*** RECORDS SUPPLIED ***

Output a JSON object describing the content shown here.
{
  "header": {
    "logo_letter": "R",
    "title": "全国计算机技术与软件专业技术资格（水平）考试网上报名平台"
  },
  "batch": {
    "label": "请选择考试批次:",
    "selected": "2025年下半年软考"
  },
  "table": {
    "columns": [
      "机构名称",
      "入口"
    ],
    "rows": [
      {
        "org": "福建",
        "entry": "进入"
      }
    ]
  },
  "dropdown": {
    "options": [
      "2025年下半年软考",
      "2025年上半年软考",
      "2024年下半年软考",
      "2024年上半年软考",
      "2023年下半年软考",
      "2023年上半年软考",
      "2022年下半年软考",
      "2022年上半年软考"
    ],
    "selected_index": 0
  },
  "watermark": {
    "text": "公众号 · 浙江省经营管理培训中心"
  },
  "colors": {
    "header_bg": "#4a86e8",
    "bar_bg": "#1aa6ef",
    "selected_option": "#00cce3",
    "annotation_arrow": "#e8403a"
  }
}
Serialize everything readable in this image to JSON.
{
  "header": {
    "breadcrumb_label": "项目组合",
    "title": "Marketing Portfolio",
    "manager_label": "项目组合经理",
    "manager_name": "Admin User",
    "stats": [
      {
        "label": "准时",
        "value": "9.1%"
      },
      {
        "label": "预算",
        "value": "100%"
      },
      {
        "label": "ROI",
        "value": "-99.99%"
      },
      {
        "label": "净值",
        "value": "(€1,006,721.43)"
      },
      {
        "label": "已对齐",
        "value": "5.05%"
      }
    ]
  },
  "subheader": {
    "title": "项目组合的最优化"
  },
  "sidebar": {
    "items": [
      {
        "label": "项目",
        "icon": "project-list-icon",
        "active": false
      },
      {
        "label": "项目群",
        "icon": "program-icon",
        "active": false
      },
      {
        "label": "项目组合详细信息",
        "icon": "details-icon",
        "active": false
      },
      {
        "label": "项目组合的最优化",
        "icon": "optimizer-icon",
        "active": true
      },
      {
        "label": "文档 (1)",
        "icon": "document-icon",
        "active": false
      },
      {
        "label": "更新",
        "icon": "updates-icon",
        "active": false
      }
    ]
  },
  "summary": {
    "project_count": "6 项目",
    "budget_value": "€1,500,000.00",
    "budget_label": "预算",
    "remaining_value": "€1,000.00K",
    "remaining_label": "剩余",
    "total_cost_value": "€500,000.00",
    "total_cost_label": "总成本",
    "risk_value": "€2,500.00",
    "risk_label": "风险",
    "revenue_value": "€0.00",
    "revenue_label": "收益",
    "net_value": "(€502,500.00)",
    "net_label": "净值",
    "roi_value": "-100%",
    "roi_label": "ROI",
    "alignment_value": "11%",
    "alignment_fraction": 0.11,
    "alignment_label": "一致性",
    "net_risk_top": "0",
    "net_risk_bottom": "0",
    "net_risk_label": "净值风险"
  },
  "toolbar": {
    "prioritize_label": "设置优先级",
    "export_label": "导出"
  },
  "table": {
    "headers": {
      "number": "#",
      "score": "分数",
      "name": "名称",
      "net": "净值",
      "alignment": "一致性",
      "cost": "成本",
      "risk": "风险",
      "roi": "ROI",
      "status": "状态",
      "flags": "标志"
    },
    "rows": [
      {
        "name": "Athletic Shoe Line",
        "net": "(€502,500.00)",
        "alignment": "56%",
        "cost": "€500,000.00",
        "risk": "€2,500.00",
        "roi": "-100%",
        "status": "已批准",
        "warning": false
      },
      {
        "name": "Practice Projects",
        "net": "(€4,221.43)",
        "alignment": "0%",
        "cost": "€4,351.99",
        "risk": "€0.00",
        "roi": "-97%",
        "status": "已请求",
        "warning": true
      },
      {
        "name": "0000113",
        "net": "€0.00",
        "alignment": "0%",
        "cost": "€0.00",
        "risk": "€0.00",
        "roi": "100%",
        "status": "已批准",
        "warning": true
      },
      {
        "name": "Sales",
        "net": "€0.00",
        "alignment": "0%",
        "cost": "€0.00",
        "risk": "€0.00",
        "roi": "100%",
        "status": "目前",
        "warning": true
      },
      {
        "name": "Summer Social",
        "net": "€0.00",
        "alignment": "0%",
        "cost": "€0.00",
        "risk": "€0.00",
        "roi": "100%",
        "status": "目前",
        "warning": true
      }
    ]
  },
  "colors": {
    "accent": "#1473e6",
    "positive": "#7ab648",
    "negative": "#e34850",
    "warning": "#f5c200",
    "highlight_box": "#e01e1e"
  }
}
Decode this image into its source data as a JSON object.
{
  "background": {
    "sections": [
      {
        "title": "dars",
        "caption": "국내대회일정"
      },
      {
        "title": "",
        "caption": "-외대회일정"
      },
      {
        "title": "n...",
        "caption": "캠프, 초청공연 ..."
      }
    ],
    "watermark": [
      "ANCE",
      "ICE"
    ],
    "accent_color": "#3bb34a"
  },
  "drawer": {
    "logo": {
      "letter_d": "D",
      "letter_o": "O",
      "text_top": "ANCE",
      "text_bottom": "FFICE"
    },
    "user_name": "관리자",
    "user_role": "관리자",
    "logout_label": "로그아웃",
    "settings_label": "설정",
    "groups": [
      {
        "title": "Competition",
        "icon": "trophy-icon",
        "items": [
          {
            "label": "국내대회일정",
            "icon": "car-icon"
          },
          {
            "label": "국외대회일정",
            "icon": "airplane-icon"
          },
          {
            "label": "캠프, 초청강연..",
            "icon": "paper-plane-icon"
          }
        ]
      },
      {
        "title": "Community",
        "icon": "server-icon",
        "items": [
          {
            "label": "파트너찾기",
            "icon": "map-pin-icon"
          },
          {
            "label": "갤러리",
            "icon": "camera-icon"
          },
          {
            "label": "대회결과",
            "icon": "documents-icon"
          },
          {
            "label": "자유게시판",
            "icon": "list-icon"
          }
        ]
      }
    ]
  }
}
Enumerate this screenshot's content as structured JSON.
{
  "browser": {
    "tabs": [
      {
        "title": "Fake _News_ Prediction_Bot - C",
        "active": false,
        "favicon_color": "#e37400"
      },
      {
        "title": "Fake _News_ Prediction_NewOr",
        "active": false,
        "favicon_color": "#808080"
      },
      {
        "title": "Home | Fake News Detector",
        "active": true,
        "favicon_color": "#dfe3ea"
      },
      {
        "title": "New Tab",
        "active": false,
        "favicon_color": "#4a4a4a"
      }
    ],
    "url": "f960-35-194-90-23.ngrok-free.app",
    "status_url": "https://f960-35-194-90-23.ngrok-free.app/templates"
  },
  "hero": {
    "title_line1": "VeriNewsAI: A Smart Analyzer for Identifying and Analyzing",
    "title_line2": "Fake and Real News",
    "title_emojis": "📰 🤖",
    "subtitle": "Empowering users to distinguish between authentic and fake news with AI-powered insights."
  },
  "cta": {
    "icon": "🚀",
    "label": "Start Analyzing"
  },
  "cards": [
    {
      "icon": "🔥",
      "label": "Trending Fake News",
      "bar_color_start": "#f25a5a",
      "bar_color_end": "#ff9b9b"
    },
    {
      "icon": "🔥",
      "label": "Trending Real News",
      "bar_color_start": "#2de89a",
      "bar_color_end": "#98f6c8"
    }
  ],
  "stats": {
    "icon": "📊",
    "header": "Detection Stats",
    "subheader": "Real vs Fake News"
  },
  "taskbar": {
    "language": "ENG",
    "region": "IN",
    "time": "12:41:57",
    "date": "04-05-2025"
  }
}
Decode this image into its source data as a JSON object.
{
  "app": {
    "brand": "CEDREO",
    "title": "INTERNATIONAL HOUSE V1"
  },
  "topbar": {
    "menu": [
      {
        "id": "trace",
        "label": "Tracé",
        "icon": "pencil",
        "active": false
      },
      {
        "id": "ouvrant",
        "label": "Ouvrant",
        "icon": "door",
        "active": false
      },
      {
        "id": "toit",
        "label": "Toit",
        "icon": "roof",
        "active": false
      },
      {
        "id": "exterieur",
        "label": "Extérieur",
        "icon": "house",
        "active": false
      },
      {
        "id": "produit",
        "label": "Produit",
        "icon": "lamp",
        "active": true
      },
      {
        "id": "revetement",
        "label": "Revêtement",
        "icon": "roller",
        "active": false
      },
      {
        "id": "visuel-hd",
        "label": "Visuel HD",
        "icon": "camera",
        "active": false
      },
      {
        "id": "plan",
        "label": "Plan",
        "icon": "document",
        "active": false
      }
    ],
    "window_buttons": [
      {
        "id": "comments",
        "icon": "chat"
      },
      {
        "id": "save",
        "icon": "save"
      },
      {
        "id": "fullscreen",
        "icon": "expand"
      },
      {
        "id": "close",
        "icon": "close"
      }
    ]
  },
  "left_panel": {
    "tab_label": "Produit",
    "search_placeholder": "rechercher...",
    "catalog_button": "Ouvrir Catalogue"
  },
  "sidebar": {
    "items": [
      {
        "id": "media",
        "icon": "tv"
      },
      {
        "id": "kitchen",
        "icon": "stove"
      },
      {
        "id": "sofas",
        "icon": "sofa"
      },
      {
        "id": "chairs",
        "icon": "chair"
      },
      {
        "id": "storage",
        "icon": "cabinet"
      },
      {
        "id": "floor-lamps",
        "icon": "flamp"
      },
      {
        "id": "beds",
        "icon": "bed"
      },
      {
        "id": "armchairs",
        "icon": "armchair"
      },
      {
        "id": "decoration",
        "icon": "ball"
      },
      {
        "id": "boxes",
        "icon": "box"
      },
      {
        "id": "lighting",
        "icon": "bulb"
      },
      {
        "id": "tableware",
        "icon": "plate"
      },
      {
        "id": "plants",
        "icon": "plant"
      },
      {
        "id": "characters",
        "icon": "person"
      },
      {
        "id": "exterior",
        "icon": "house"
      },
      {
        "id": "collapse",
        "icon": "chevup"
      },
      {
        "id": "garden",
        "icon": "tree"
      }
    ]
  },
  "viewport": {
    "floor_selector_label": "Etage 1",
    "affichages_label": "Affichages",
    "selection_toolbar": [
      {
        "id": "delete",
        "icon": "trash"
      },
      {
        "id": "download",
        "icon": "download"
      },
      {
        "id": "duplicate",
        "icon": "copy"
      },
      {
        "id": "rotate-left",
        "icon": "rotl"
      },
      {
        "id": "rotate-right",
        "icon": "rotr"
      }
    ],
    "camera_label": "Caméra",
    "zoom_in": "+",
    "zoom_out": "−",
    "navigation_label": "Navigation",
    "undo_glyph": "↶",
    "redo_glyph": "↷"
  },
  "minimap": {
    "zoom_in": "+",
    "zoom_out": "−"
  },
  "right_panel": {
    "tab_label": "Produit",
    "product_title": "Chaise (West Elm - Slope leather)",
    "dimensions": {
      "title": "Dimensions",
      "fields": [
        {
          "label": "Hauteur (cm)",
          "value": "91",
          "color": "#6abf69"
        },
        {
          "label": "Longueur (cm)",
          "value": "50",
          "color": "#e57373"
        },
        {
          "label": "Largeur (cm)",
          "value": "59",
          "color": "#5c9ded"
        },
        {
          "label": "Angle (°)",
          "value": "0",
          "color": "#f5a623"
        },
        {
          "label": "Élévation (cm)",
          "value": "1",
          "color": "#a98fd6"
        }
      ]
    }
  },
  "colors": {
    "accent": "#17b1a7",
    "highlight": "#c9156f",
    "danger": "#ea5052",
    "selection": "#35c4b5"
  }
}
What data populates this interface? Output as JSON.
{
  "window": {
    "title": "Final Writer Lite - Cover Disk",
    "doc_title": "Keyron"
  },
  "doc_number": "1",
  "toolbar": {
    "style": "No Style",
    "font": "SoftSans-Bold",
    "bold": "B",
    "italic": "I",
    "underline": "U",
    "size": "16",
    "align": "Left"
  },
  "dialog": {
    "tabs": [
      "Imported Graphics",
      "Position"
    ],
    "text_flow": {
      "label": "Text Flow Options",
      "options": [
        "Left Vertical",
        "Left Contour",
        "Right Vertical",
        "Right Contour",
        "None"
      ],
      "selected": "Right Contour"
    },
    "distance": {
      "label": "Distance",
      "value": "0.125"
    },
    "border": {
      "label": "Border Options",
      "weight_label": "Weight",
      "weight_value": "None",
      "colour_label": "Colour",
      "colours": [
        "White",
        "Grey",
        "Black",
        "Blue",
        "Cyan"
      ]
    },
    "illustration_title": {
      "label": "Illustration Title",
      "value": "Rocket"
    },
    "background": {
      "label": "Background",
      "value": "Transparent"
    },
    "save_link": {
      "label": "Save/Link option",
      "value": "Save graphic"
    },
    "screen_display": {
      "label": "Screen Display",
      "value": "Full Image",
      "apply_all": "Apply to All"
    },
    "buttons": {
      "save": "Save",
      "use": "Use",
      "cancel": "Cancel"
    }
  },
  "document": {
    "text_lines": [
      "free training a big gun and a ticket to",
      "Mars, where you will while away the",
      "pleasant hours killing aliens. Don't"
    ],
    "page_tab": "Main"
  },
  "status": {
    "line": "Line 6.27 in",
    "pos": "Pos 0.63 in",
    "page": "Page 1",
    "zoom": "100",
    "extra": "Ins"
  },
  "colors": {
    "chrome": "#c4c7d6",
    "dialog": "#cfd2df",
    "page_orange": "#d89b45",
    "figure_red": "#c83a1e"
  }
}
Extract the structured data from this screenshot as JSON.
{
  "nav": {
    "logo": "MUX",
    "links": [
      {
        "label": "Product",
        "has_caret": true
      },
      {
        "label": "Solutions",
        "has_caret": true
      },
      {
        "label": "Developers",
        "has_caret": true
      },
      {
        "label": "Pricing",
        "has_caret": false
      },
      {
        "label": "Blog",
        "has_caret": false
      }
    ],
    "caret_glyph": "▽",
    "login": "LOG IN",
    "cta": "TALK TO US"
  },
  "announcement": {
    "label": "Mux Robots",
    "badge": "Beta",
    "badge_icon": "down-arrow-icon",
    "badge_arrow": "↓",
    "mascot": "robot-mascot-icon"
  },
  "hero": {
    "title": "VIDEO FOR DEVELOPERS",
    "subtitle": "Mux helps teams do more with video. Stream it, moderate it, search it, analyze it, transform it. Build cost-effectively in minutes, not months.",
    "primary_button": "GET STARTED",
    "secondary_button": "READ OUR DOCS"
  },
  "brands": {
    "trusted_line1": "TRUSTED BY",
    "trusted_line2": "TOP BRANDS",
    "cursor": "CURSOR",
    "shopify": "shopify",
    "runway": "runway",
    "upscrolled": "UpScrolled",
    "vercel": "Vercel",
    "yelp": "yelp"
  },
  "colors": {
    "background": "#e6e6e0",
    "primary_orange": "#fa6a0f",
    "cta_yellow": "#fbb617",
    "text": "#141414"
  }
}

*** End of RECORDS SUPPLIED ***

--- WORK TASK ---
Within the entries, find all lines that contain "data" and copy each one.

--- THE COMPLETED TASK ---
Decode this image into its source data as a JSON object.
Decode this image into its source data as a JSON object.
What data populates this interface? Output as JSON.
Extract the structured data from this screenshot as JSON.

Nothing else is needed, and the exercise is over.